* _WORK TASK_
If a line in the entries contains the word "Search", list it.

* _EXTRACTED DATA_
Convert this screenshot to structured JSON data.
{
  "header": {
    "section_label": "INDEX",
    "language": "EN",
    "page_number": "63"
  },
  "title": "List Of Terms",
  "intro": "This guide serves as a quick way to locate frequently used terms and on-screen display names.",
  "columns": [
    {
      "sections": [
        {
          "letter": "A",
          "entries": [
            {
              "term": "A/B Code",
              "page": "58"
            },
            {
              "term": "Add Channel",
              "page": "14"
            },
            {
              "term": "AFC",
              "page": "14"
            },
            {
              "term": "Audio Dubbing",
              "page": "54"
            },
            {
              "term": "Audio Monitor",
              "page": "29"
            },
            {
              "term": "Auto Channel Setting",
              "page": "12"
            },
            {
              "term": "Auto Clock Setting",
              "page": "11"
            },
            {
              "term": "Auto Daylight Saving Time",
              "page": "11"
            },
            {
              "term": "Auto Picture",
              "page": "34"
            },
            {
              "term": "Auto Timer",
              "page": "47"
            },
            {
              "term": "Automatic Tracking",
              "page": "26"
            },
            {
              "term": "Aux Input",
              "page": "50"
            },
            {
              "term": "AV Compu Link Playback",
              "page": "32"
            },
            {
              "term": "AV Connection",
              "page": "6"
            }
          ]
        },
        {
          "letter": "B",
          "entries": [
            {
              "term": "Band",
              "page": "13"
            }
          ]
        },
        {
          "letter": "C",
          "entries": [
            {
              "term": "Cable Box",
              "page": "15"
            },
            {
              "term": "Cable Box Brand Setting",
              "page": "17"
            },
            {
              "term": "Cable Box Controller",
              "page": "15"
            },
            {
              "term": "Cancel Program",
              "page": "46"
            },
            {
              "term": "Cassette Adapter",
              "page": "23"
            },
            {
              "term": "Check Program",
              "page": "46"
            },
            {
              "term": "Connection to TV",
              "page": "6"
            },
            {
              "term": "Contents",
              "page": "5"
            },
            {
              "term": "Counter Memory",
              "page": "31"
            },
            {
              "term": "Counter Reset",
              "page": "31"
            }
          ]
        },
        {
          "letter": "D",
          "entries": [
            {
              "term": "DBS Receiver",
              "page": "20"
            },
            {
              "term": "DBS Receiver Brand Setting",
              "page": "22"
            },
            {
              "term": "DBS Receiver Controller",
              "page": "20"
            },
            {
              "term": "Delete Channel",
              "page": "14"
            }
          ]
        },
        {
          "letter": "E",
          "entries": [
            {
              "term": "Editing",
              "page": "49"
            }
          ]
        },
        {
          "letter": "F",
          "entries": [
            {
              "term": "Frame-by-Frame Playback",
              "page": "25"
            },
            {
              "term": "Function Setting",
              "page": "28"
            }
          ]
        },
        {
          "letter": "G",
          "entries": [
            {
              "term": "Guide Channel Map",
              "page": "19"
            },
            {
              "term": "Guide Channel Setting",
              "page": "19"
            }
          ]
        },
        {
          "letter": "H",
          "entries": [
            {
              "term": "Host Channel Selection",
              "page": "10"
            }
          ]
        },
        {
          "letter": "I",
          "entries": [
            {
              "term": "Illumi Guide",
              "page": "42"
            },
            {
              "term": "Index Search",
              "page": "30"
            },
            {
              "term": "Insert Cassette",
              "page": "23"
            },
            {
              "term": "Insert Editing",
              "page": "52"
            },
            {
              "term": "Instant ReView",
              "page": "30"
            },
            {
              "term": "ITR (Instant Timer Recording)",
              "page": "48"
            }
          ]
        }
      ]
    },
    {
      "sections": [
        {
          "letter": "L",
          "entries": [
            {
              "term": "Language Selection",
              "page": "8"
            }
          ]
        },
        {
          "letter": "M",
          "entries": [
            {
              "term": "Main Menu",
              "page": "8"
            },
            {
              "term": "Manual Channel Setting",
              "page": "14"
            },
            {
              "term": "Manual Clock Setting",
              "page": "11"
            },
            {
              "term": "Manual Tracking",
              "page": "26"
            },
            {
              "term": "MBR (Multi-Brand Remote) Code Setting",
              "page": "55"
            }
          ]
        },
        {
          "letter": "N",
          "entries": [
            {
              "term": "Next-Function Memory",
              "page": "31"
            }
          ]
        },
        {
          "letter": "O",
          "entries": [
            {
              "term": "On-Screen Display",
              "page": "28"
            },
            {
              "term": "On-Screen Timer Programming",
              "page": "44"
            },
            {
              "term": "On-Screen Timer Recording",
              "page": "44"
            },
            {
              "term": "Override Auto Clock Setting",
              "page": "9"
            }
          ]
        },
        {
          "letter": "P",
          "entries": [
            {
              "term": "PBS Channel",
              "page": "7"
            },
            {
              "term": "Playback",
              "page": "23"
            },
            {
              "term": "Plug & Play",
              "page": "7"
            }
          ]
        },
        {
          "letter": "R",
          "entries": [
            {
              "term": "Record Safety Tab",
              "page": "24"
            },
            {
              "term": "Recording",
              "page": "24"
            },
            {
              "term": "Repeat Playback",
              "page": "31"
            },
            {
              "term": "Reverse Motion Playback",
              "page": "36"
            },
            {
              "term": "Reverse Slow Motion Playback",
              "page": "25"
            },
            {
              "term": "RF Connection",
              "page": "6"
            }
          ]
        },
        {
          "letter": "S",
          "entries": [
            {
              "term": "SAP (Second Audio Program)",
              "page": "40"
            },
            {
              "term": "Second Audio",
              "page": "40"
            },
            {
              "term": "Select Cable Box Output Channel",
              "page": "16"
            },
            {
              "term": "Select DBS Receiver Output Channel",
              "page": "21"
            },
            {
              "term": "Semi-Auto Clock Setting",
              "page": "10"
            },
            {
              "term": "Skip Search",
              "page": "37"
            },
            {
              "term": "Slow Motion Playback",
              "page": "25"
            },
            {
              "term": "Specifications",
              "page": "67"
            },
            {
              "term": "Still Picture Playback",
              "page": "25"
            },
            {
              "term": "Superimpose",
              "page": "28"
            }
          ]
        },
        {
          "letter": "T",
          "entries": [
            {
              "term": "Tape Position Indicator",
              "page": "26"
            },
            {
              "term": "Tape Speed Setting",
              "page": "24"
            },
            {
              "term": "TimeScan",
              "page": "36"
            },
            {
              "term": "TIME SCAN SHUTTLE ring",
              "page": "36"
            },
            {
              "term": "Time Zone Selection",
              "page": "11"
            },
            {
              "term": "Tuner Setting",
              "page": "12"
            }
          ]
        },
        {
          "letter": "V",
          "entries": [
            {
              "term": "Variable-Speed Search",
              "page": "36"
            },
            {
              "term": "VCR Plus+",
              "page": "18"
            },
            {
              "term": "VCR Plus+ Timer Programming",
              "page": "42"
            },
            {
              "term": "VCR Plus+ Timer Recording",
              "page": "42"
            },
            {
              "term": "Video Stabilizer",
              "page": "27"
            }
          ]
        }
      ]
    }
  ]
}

* _SOLUTION TO THIS EXERCISE_
              "term": "Index Search",
              "term": "Skip Search",
              "term": "Variable-Speed Search",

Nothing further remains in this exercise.